25 February 2024

Time For Dessert (part 1 of 3)

In all the time that I knew Mrs. Wright, what I knew her for - kitchen-wise - was dessert. It is, therefore, no surprise to me that I kept six recipes for sweets (seven if you include the "dessert" in the jello post).

Today's installment of Mrs. Wright's recipes includes two. The first one confuses me, and I kind of want to send it to B. Dylan Hollis for his take. It includes cooked mashed potatoes, and peanut butter, but after you make a dough with the mashed potates, and smear the peanut butter on, and roll it up, what then? Is it done? Does it need further baking, chilling, anything? Peculiar.
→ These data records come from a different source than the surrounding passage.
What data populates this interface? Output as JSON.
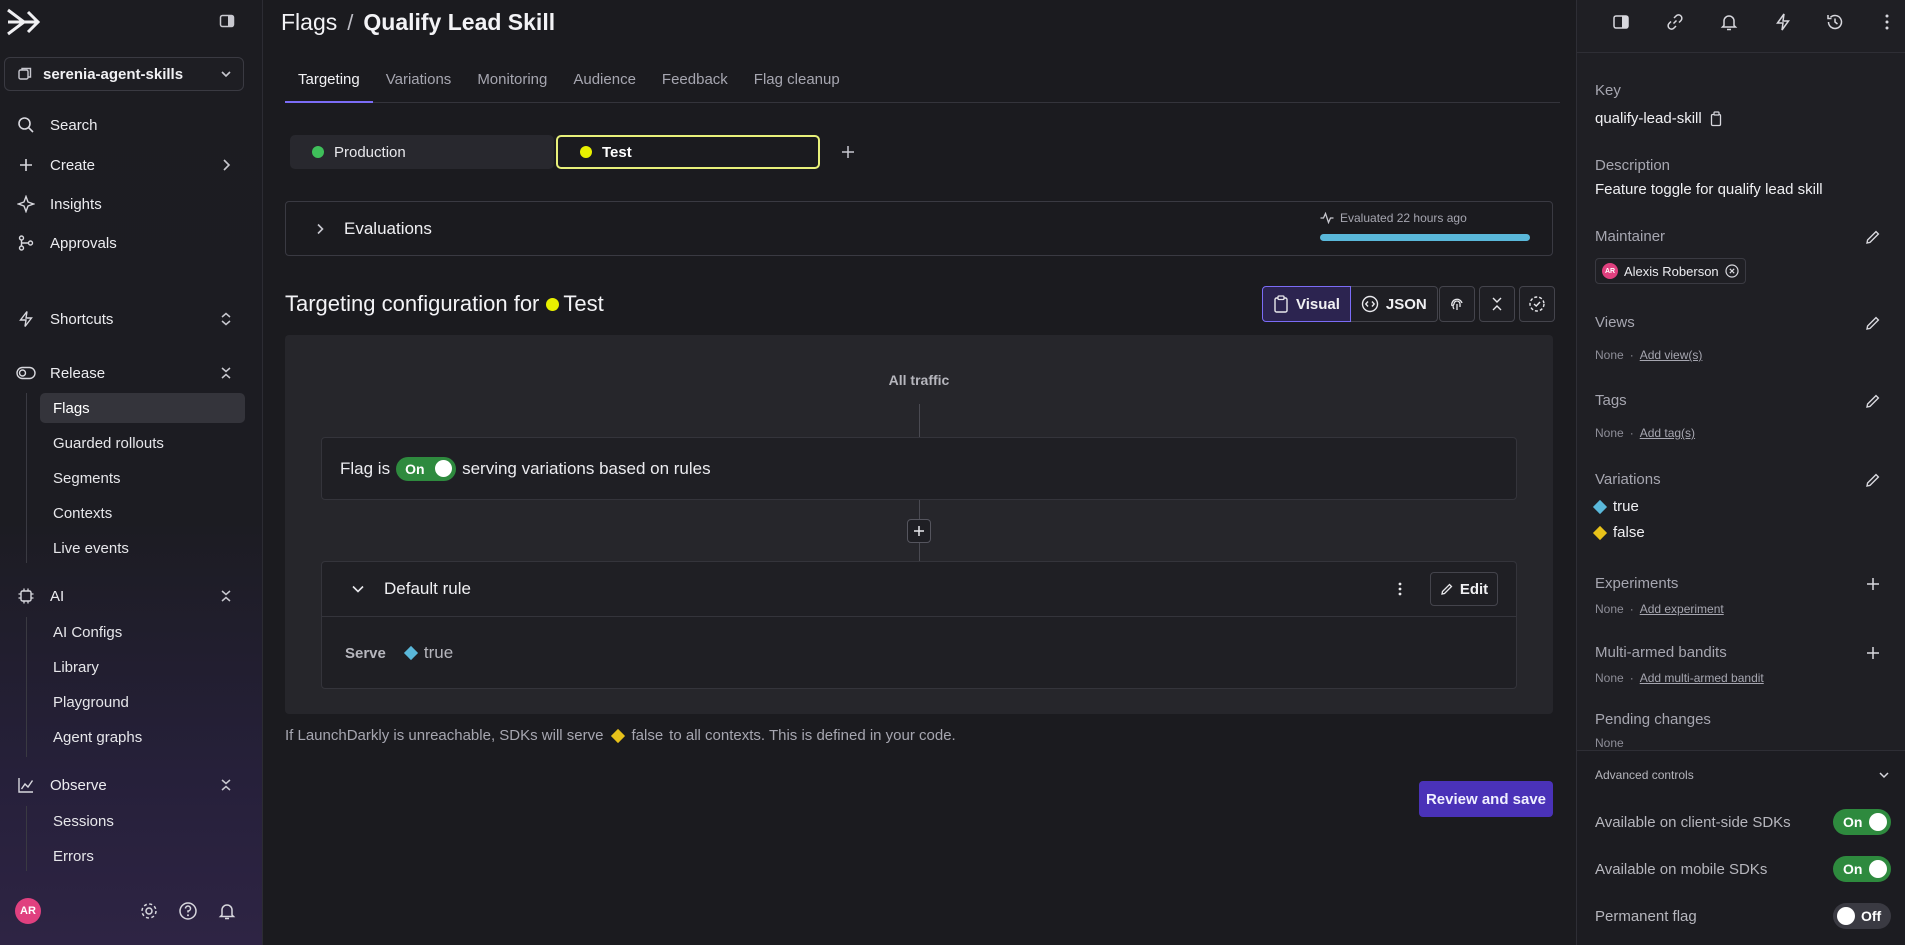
{
  "sidebar": {
    "project": "serenia-agent-skills",
    "nav": {
      "search": "Search",
      "create": "Create",
      "insights": "Insights",
      "approvals": "Approvals",
      "shortcuts": "Shortcuts",
      "release": "Release",
      "ai": "AI",
      "observe": "Observe"
    },
    "release_items": [
      "Flags",
      "Guarded rollouts",
      "Segments",
      "Contexts",
      "Live events"
    ],
    "ai_items": [
      "AI Configs",
      "Library",
      "Playground",
      "Agent graphs"
    ],
    "observe_items": [
      "Sessions",
      "Errors"
    ],
    "avatar": "AR"
  },
  "header": {
    "breadcrumb_root": "Flags",
    "separator": "/",
    "flag_name": "Qualify Lead Skill"
  },
  "tabs": [
    "Targeting",
    "Variations",
    "Monitoring",
    "Audience",
    "Feedback",
    "Flag cleanup"
  ],
  "environments": [
    {
      "name": "Production",
      "color": "#3fbf5a"
    },
    {
      "name": "Test",
      "color": "#e8f000"
    }
  ],
  "evaluations": {
    "label": "Evaluations",
    "meta": "Evaluated 22 hours ago",
    "accent": "#5ab8da"
  },
  "targeting": {
    "title_prefix": "Targeting configuration for",
    "env_name": "Test",
    "env_color": "#e8f000",
    "view_visual": "Visual",
    "view_json": "JSON",
    "all_traffic": "All traffic",
    "flag_is": "Flag is",
    "toggle": "On",
    "serving": "serving variations based on rules",
    "default_rule": "Default rule",
    "edit": "Edit",
    "serve_label": "Serve",
    "serve_value": "true",
    "footnote_prefix": "If LaunchDarkly is unreachable, SDKs will serve",
    "footnote_value": "false",
    "footnote_suffix": "to all contexts. This is defined in your code.",
    "review_button": "Review and save"
  },
  "details": {
    "key_label": "Key",
    "key_value": "qualify-lead-skill",
    "description_label": "Description",
    "description_value": "Feature toggle for qualify lead skill",
    "maintainer_label": "Maintainer",
    "maintainer_initials": "AR",
    "maintainer_name": "Alexis Roberson",
    "views_label": "Views",
    "views_none": "None",
    "views_link": "Add view(s)",
    "tags_label": "Tags",
    "tags_none": "None",
    "tags_link": "Add tag(s)",
    "variations_label": "Variations",
    "variations": [
      {
        "name": "true",
        "color": "#5ab8da"
      },
      {
        "name": "false",
        "color": "#e8c21a"
      }
    ],
    "experiments_label": "Experiments",
    "experiments_none": "None",
    "experiments_link": "Add experiment",
    "bandits_label": "Multi-armed bandits",
    "bandits_none": "None",
    "bandits_link": "Add multi-armed bandit",
    "pending_label": "Pending changes",
    "pending_none": "None",
    "advanced_label": "Advanced controls",
    "client_sdk_label": "Available on client-side SDKs",
    "client_sdk_value": "On",
    "mobile_sdk_label": "Available on mobile SDKs",
    "mobile_sdk_value": "On",
    "permanent_label": "Permanent flag",
    "permanent_value": "Off"
  },
  "colors": {
    "accent": "#7b6cf6",
    "primary_button": "#4a32b8",
    "toggle_on": "#2e8a3e"
  }
}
Also it's on a larger than usual index card, which had to be folded to fit in the standard 3" x 5" box, and it's in someone else's handwriting. Where did it come from?
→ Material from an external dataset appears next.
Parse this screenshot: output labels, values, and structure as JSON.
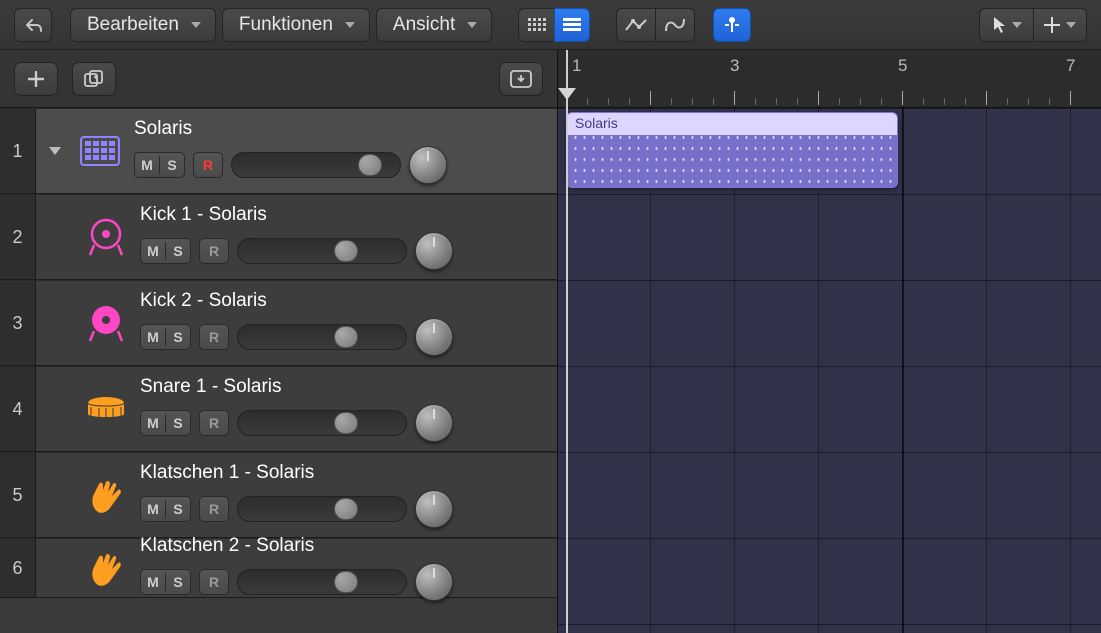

Mrs. Wright was terrific at pizzele. She and my mother would compare notes and my mother's were never as good as Marian's. This is another example of a recipe for someone who knows how to cook. No instructions whatsoever - just a list of ingredients. If you want to be picky, there are two verbs: melt and add. But the proof of pizzele is in the baking. (And I wonder what happened to my mother's pizzele iron...and Marian's for that matter.)


kathy a. said...

Maybe those pinwheels were meant to be like no-bake cookies? I remember making some drop cookies of the no-bake variety using peanut butter, chocolate chips, instant oatmeal, and ?? That would have been around 1978-9.